[Provided records]

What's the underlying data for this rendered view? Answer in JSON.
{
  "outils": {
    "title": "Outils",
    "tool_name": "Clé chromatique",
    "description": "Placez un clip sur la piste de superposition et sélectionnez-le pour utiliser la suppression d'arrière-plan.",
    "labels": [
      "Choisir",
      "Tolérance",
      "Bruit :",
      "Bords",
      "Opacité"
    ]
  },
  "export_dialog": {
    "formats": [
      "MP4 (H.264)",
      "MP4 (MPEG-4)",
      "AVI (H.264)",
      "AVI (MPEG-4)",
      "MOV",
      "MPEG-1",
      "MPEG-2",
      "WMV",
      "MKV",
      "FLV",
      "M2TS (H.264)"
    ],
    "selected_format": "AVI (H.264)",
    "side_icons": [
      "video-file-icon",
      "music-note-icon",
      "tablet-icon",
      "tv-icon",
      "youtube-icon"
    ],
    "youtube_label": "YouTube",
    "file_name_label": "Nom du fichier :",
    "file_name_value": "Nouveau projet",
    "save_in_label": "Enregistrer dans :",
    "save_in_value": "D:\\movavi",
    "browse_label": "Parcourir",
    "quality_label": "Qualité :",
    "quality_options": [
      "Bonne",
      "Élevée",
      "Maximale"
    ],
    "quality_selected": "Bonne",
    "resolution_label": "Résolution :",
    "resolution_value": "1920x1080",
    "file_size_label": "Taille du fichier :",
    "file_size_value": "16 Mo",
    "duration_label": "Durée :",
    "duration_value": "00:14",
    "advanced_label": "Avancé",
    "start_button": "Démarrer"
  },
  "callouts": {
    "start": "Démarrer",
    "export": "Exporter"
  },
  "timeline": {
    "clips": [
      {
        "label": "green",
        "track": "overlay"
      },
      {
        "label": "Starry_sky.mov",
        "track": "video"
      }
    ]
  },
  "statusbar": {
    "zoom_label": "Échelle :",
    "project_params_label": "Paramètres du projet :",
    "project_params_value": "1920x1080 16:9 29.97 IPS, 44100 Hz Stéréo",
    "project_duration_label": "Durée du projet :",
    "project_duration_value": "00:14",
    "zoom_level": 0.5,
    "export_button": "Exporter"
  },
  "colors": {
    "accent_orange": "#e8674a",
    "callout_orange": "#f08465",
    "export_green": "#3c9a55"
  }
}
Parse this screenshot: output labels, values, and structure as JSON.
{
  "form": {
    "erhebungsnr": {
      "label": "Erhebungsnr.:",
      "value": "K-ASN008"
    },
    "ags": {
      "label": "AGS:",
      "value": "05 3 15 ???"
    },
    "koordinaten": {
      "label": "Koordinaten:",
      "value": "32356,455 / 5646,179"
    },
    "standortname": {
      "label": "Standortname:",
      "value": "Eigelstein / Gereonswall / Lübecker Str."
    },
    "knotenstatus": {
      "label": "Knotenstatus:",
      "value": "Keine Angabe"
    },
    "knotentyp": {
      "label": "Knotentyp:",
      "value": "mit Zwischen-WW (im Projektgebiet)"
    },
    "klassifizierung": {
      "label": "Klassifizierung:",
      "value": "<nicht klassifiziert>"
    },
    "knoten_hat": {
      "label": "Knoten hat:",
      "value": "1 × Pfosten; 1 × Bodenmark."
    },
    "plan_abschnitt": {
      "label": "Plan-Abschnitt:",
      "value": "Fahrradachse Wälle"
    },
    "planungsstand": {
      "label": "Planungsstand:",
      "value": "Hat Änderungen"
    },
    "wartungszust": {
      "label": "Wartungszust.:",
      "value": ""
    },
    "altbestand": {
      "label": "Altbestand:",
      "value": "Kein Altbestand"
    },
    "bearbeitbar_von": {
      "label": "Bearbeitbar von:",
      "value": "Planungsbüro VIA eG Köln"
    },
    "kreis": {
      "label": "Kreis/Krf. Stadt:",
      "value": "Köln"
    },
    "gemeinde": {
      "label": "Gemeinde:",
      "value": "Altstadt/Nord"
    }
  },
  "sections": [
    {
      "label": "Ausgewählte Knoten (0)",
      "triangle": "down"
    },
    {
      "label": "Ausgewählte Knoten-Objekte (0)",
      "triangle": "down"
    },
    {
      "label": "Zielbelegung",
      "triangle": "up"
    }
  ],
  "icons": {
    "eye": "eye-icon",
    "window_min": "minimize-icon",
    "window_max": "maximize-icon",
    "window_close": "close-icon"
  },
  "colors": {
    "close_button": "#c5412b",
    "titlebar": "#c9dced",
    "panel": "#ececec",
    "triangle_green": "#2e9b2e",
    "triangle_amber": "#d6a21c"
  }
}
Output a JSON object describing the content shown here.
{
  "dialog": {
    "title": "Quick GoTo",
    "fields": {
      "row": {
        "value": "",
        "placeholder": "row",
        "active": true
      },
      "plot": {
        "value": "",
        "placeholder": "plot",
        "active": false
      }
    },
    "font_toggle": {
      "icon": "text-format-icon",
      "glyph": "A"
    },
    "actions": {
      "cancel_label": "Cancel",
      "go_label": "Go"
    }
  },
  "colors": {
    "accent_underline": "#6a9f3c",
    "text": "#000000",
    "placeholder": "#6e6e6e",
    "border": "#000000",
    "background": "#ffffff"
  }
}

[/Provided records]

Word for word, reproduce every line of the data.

**Result:**
What's the underlying data for this rendered view? Answer in JSON.
{
  "outils": {
    "title": "Outils",
    "tool_name": "Clé chromatique",
    "description": "Placez un clip sur la piste de superposition et sélectionnez-le pour utiliser la suppression d'arrière-plan.",
    "labels": [
      "Choisir",
      "Tolérance",
      "Bruit :",
      "Bords",
      "Opacité"
    ]
  },
  "export_dialog": {
    "formats": [
      "MP4 (H.264)",
      "MP4 (MPEG-4)",
      "AVI (H.264)",
      "AVI (MPEG-4)",
      "MOV",
      "MPEG-1",
      "MPEG-2",
      "WMV",
      "MKV",
      "FLV",
      "M2TS (H.264)"
    ],
    "selected_format": "AVI (H.264)",
    "side_icons": [
      "video-file-icon",
      "music-note-icon",
      "tablet-icon",
      "tv-icon",
      "youtube-icon"
    ],
    "youtube_label": "YouTube",
    "file_name_label": "Nom du fichier :",
    "file_name_value": "Nouveau projet",
    "save_in_label": "Enregistrer dans :",
    "save_in_value": "D:\\movavi",
    "browse_label": "Parcourir",
    "quality_label": "Qualité :",
    "quality_options": [
      "Bonne",
      "Élevée",
      "Maximale"
    ],
    "quality_selected": "Bonne",
    "resolution_label": "Résolution :",
    "resolution_value": "1920x1080",
    "file_size_label": "Taille du fichier :",
    "file_size_value": "16 Mo",
    "duration_label": "Durée :",
    "duration_value": "00:14",
    "advanced_label": "Avancé",
    "start_button": "Démarrer"
  },
  "callouts": {
    "start": "Démarrer",
    "export": "Exporter"
  },
  "timeline": {
    "clips": [
      {
        "label": "green",
        "track": "overlay"
      },
      {
        "label": "Starry_sky.mov",
        "track": "video"
      }
    ]
  },
  "statusbar": {
    "zoom_label": "Échelle :",
    "project_params_label": "Paramètres du projet :",
    "project_params_value": "1920x1080 16:9 29.97 IPS, 44100 Hz Stéréo",
    "project_duration_label": "Durée du projet :",
    "project_duration_value": "00:14",
    "zoom_level": 0.5,
    "export_button": "Exporter"
  },
  "colors": {
    "accent_orange": "#e8674a",
    "callout_orange": "#f08465",
    "export_green": "#3c9a55"
  }
}
Parse this screenshot: output labels, values, and structure as JSON.
{
  "form": {
    "erhebungsnr": {
      "label": "Erhebungsnr.:",
      "value": "K-ASN008"
    },
    "ags": {
      "label": "AGS:",
      "value": "05 3 15 ???"
    },
    "koordinaten": {
      "label": "Koordinaten:",
      "value": "32356,455 / 5646,179"
    },
    "standortname": {
      "label": "Standortname:",
      "value": "Eigelstein / Gereonswall / Lübecker Str."
    },
    "knotenstatus": {
      "label": "Knotenstatus:",
      "value": "Keine Angabe"
    },
    "knotentyp": {
      "label": "Knotentyp:",
      "value": "mit Zwischen-WW (im Projektgebiet)"
    },
    "klassifizierung": {
      "label": "Klassifizierung:",
      "value": "<nicht klassifiziert>"
    },
    "knoten_hat": {
      "label": "Knoten hat:",
      "value": "1 × Pfosten; 1 × Bodenmark."
    },
    "plan_abschnitt": {
      "label": "Plan-Abschnitt:",
      "value": "Fahrradachse Wälle"
    },
    "planungsstand": {
      "label": "Planungsstand:",
      "value": "Hat Änderungen"
    },
    "wartungszust": {
      "label": "Wartungszust.:",
      "value": ""
    },
    "altbestand": {
      "label": "Altbestand:",
      "value": "Kein Altbestand"
    },
    "bearbeitbar_von": {
      "label": "Bearbeitbar von:",
      "value": "Planungsbüro VIA eG Köln"
    },
    "kreis": {
      "label": "Kreis/Krf. Stadt:",
      "value": "Köln"
    },
    "gemeinde": {
      "label": "Gemeinde:",
      "value": "Altstadt/Nord"
    }
  },
  "sections": [
    {
      "label": "Ausgewählte Knoten (0)",
      "triangle": "down"
    },
    {
      "label": "Ausgewählte Knoten-Objekte (0)",
      "triangle": "down"
    },
    {
      "label": "Zielbelegung",
      "triangle": "up"
    }
  ],
  "icons": {
    "eye": "eye-icon",
    "window_min": "minimize-icon",
    "window_max": "maximize-icon",
    "window_close": "close-icon"
  },
  "colors": {
    "close_button": "#c5412b",
    "titlebar": "#c9dced",
    "panel": "#ececec",
    "triangle_green": "#2e9b2e",
    "triangle_amber": "#d6a21c"
  }
}
Output a JSON object describing the content shown here.
{
  "dialog": {
    "title": "Quick GoTo",
    "fields": {
      "row": {
        "value": "",
        "placeholder": "row",
        "active": true
      },
      "plot": {
        "value": "",
        "placeholder": "plot",
        "active": false
      }
    },
    "font_toggle": {
      "icon": "text-format-icon",
      "glyph": "A"
    },
    "actions": {
      "cancel_label": "Cancel",
      "go_label": "Go"
    }
  },
  "colors": {
    "accent_underline": "#6a9f3c",
    "text": "#000000",
    "placeholder": "#6e6e6e",
    "border": "#000000",
    "background": "#ffffff"
  }
}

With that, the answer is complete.